• **EXERCISE DIRECTIONS**: What you need to do is retype every entry exactly as written.
*** Opening TASK DATA ***
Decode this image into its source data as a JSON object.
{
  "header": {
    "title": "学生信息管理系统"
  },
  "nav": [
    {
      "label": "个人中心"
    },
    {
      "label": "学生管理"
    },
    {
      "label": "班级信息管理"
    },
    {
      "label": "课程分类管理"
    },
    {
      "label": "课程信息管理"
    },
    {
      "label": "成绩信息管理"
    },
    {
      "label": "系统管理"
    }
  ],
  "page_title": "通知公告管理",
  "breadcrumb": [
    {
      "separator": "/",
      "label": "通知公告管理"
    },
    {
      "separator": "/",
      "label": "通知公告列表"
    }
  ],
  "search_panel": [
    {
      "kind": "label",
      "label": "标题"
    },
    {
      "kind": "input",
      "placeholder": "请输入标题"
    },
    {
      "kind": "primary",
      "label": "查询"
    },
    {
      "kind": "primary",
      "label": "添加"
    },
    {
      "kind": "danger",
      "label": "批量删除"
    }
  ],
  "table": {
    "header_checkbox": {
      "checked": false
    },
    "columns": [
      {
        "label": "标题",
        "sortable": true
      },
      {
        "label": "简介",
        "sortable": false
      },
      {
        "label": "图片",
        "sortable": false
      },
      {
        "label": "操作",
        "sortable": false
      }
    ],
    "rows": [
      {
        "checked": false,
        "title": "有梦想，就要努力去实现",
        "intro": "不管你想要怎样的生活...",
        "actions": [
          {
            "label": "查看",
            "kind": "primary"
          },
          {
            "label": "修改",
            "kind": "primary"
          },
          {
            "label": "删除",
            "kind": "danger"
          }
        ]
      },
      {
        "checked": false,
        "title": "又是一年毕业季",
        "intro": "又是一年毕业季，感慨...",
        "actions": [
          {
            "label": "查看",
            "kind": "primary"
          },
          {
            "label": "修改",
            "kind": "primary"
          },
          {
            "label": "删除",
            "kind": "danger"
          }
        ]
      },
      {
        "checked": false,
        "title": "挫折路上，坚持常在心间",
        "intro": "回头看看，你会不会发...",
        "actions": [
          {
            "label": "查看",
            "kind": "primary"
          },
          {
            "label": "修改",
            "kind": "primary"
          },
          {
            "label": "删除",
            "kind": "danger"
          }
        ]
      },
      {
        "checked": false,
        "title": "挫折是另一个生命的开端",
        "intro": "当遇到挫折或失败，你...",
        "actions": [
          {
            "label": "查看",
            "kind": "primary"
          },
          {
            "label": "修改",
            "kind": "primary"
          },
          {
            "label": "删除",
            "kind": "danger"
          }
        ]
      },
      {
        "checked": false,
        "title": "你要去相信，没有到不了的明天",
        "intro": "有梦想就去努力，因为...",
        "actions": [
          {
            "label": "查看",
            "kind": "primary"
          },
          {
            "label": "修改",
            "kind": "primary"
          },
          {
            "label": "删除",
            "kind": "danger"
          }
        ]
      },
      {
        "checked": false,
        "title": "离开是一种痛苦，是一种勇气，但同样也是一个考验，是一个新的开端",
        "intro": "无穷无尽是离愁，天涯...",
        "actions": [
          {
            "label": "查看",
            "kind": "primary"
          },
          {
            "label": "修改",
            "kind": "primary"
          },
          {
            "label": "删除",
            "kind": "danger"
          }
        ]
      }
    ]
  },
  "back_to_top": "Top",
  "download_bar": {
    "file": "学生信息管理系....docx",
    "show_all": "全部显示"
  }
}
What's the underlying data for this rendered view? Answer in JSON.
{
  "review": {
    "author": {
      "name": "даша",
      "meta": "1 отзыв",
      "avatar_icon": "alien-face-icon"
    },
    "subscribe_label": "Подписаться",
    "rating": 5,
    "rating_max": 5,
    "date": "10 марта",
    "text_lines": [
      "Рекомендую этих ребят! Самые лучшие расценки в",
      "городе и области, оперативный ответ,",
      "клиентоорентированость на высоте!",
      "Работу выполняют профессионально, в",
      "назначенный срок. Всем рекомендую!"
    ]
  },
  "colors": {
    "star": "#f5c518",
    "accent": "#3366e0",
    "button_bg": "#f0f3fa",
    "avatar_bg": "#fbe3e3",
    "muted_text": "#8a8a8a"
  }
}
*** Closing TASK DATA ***
• **OUTPUT OF THE EXERCISE**:
Decode this image into its source data as a JSON object.
{
  "header": {
    "title": "学生信息管理系统"
  },
  "nav": [
    {
      "label": "个人中心"
    },
    {
      "label": "学生管理"
    },
    {
      "label": "班级信息管理"
    },
    {
      "label": "课程分类管理"
    },
    {
      "label": "课程信息管理"
    },
    {
      "label": "成绩信息管理"
    },
    {
      "label": "系统管理"
    }
  ],
  "page_title": "通知公告管理",
  "breadcrumb": [
    {
      "separator": "/",
      "label": "通知公告管理"
    },
    {
      "separator": "/",
      "label": "通知公告列表"
    }
  ],
  "search_panel": [
    {
      "kind": "label",
      "label": "标题"
    },
    {
      "kind": "input",
      "placeholder": "请输入标题"
    },
    {
      "kind": "primary",
      "label": "查询"
    },
    {
      "kind": "primary",
      "label": "添加"
    },
    {
      "kind": "danger",
      "label": "批量删除"
    }
  ],
  "table": {
    "header_checkbox": {
      "checked": false
    },
    "columns": [
      {
        "label": "标题",
        "sortable": true
      },
      {
        "label": "简介",
        "sortable": false
      },
      {
        "label": "图片",
        "sortable": false
      },
      {
        "label": "操作",
        "sortable": false
      }
    ],
    "rows": [
      {
        "checked": false,
        "title": "有梦想，就要努力去实现",
        "intro": "不管你想要怎样的生活...",
        "actions": [
          {
            "label": "查看",
            "kind": "primary"
          },
          {
            "label": "修改",
            "kind": "primary"
          },
          {
            "label": "删除",
            "kind": "danger"
          }
        ]
      },
      {
        "checked": false,
        "title": "又是一年毕业季",
        "intro": "又是一年毕业季，感慨...",
        "actions": [
          {
            "label": "查看",
            "kind": "primary"
          },
          {
            "label": "修改",
            "kind": "primary"
          },
          {
            "label": "删除",
            "kind": "danger"
          }
        ]
      },
      {
        "checked": false,
        "title": "挫折路上，坚持常在心间",
        "intro": "回头看看，你会不会发...",
        "actions": [
          {
            "label": "查看",
            "kind": "primary"
          },
          {
            "label": "修改",
            "kind": "primary"
          },
          {
            "label": "删除",
            "kind": "danger"
          }
        ]
      },
      {
        "checked": false,
        "title": "挫折是另一个生命的开端",
        "intro": "当遇到挫折或失败，你...",
        "actions": [
          {
            "label": "查看",
            "kind": "primary"
          },
          {
            "label": "修改",
            "kind": "primary"
          },
          {
            "label": "删除",
            "kind": "danger"
          }
        ]
      },
      {
        "checked": false,
        "title": "你要去相信，没有到不了的明天",
        "intro": "有梦想就去努力，因为...",
        "actions": [
          {
            "label": "查看",
            "kind": "primary"
          },
          {
            "label": "修改",
            "kind": "primary"
          },
          {
            "label": "删除",
            "kind": "danger"
          }
        ]
      },
      {
        "checked": false,
        "title": "离开是一种痛苦，是一种勇气，但同样也是一个考验，是一个新的开端",
        "intro": "无穷无尽是离愁，天涯...",
        "actions": [
          {
            "label": "查看",
            "kind": "primary"
          },
          {
            "label": "修改",
            "kind": "primary"
          },
          {
            "label": "删除",
            "kind": "danger"
          }
        ]
      }
    ]
  },
  "back_to_top": "Top",
  "download_bar": {
    "file": "学生信息管理系....docx",
    "show_all": "全部显示"
  }
}
What's the underlying data for this rendered view? Answer in JSON.
{
  "review": {
    "author": {
      "name": "даша",
      "meta": "1 отзыв",
      "avatar_icon": "alien-face-icon"
    },
    "subscribe_label": "Подписаться",
    "rating": 5,
    "rating_max": 5,
    "date": "10 марта",
    "text_lines": [
      "Рекомендую этих ребят! Самые лучшие расценки в",
      "городе и области, оперативный ответ,",
      "клиентоорентированость на высоте!",
      "Работу выполняют профессионально, в",
      "назначенный срок. Всем рекомендую!"
    ]
  },
  "colors": {
    "star": "#f5c518",
    "accent": "#3366e0",
    "button_bg": "#f0f3fa",
    "avatar_bg": "#fbe3e3",
    "muted_text": "#8a8a8a"
  }
}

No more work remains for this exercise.